Which of the lines below contain the string "this"? Pull each one out of the data.
• • • • •
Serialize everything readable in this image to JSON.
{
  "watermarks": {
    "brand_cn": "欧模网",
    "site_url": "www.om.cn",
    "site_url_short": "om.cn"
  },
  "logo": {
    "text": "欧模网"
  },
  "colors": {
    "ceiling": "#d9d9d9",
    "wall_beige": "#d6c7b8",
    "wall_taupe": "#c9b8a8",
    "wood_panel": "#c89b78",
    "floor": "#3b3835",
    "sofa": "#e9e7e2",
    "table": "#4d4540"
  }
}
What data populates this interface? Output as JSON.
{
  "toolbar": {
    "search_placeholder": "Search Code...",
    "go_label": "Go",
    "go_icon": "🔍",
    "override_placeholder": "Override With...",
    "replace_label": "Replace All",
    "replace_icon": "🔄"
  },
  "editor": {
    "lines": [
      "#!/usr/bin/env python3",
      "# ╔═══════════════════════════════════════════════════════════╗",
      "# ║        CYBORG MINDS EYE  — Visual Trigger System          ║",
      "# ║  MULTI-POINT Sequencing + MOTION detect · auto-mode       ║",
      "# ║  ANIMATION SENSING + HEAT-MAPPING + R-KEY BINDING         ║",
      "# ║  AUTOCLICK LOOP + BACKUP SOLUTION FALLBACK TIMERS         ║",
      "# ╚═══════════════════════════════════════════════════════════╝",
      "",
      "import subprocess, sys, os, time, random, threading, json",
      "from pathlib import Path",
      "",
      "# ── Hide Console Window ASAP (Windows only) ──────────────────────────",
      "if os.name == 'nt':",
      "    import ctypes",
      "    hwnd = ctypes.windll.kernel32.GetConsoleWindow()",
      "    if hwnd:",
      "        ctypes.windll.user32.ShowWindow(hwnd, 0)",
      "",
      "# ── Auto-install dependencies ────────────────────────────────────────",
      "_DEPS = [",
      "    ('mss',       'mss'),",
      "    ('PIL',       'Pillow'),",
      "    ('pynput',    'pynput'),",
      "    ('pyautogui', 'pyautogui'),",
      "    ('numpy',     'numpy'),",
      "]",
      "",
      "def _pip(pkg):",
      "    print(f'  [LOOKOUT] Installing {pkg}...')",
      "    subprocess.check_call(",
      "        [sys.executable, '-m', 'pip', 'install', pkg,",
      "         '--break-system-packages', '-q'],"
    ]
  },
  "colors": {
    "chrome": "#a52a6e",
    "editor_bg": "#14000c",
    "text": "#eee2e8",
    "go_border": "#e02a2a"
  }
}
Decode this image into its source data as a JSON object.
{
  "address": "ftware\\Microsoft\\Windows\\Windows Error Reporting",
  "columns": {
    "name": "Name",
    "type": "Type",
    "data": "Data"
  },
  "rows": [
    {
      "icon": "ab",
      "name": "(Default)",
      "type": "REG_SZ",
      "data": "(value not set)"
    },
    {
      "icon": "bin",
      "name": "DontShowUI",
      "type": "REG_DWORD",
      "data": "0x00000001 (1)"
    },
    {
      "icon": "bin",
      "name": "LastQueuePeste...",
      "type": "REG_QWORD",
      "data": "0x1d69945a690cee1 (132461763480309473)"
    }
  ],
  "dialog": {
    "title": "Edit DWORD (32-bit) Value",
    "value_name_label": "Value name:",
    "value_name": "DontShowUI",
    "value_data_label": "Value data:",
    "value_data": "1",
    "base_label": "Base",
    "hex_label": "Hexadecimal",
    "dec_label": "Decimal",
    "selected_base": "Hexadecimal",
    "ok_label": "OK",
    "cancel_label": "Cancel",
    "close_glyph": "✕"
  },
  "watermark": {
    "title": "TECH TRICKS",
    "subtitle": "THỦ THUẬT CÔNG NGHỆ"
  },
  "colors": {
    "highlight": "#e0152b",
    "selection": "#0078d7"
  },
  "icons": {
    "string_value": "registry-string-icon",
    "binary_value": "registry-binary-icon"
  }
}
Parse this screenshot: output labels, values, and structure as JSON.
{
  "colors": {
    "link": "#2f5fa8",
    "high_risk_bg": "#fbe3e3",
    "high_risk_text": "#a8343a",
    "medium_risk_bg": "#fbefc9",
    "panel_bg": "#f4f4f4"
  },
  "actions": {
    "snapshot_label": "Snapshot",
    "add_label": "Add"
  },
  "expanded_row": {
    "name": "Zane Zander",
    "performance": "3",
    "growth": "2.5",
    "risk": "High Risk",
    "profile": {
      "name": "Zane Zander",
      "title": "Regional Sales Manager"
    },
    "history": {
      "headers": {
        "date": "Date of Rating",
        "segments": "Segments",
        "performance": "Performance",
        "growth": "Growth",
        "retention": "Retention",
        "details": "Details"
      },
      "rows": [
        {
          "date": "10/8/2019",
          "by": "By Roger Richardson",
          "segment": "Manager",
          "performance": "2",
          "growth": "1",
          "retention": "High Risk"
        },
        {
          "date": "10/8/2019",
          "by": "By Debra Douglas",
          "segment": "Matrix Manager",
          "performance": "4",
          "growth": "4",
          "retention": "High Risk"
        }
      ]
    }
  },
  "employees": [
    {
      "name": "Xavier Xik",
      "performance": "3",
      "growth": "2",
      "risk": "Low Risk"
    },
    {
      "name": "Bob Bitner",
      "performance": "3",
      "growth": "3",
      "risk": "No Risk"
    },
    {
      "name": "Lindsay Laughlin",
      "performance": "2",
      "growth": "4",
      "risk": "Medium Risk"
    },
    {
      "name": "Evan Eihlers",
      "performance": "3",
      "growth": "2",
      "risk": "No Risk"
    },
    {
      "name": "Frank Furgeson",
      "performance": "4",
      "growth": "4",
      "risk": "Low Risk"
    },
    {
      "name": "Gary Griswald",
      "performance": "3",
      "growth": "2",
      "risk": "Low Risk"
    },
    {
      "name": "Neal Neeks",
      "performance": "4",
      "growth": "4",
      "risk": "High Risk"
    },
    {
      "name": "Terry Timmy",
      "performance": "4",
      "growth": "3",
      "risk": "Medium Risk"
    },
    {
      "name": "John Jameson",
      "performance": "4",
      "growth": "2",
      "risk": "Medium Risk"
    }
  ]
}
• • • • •
Output of the exercise ▸
Serialize everything readable in this image to JSON.
What data populates this interface? Output as JSON.
Decode this image into its source data as a JSON object.
Parse this screenshot: output labels, values, and structure as JSON.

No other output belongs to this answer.